As cases of sexually transmitted diseases continue to rise in the United States, researchers at the Centers for Disease Control are now anxious about a new "untreatable" form of gonorrhea.
For the fourth year in a row, the rates of syphilis, gonorrhea and chlamydia have gone up in the United States with almost 2.3 million cases reported, according to the CDC. Females between the ages of 15 and 24 made up 45 percent of the cases. That number is 200,000 more than the previous record set in 2016.
To put it bluntly, as Jonathan Mermin, director of the CDC's National Center for HIV/AIDS, Viral Hepatitis, STD, and TB Prevention, did in a CDC press release: "We are sliding backward".
"It is evident the systems that identify, treat, and ultimately prevent STDs are strained to near-breaking point".
Gonorrhea diagnoses increased 67 percent overall and almost doubled among men.
Health officials have issued stark warnings as data reveals that sexually transmitted infections are soaring in the US.
Primary and secondary syphilis, of which there were 30,644 diagnoses in 2017, represented a 76 percent increase.
All three STDs can be treated with antibiotics, however the CDC noted most cases go undiagnosed and untreated, leading to health problems such as infertility, ectopic pregnancy, stillbirth in infants, and increased HIV risk. Gonorrhea cases alone jumped a shocking 67 percent from the number in 2013, according to the analysis presented at the CDC's 2018 STD Prevention Conference in Washington.
It marks the fourth consecutive year of sharp increases in STDs, the CDC said.
The diseases are soaring among heterosexual men along with pregnant women and their babies, according to the report.
The finding adds concerns that azithromycin-resistant genes in some gonorrhea could crossover into strains of gonorrhea with reduced susceptibility to ceftriaxone - and that a strain of gonorrhea may someday surface that does not respond to ceftriaxone.
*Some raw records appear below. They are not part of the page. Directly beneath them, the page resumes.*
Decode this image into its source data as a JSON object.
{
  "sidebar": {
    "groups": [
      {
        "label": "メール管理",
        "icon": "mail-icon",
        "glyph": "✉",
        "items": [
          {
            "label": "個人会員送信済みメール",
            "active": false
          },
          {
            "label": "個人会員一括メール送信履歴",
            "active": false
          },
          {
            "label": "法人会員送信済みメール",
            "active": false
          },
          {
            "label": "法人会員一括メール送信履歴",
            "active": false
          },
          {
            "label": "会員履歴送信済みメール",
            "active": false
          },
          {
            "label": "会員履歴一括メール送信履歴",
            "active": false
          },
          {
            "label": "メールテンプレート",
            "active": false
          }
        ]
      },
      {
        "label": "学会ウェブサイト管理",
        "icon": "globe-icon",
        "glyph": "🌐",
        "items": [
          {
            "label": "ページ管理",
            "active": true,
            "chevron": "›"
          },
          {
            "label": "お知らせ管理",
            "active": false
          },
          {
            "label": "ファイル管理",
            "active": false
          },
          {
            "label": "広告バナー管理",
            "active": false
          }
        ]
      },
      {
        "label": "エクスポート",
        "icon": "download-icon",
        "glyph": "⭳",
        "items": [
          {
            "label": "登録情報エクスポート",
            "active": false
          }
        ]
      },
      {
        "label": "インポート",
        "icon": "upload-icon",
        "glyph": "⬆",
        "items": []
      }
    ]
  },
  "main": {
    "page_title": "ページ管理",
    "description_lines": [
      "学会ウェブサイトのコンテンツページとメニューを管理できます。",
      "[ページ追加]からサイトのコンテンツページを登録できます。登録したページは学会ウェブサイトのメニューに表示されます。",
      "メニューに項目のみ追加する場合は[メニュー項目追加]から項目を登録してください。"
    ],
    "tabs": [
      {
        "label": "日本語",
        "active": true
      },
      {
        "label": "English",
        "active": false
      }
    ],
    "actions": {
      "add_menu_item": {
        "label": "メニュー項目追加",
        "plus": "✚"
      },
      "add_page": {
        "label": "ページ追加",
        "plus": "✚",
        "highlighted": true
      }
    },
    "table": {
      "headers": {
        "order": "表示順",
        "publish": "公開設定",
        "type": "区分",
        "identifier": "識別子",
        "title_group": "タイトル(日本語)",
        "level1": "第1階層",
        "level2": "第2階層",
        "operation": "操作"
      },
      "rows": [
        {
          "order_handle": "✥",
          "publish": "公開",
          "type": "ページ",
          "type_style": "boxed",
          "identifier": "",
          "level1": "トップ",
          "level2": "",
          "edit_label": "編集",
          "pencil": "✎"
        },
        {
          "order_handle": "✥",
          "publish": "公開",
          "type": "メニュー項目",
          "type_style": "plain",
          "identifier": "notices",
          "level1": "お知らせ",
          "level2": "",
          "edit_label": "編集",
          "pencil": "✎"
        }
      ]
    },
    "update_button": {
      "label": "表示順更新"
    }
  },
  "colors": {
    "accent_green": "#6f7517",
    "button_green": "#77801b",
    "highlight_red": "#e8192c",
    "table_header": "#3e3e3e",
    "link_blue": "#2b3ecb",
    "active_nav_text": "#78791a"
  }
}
The CDC also reported that the threat of untreatable gonorrhea continues in the United States.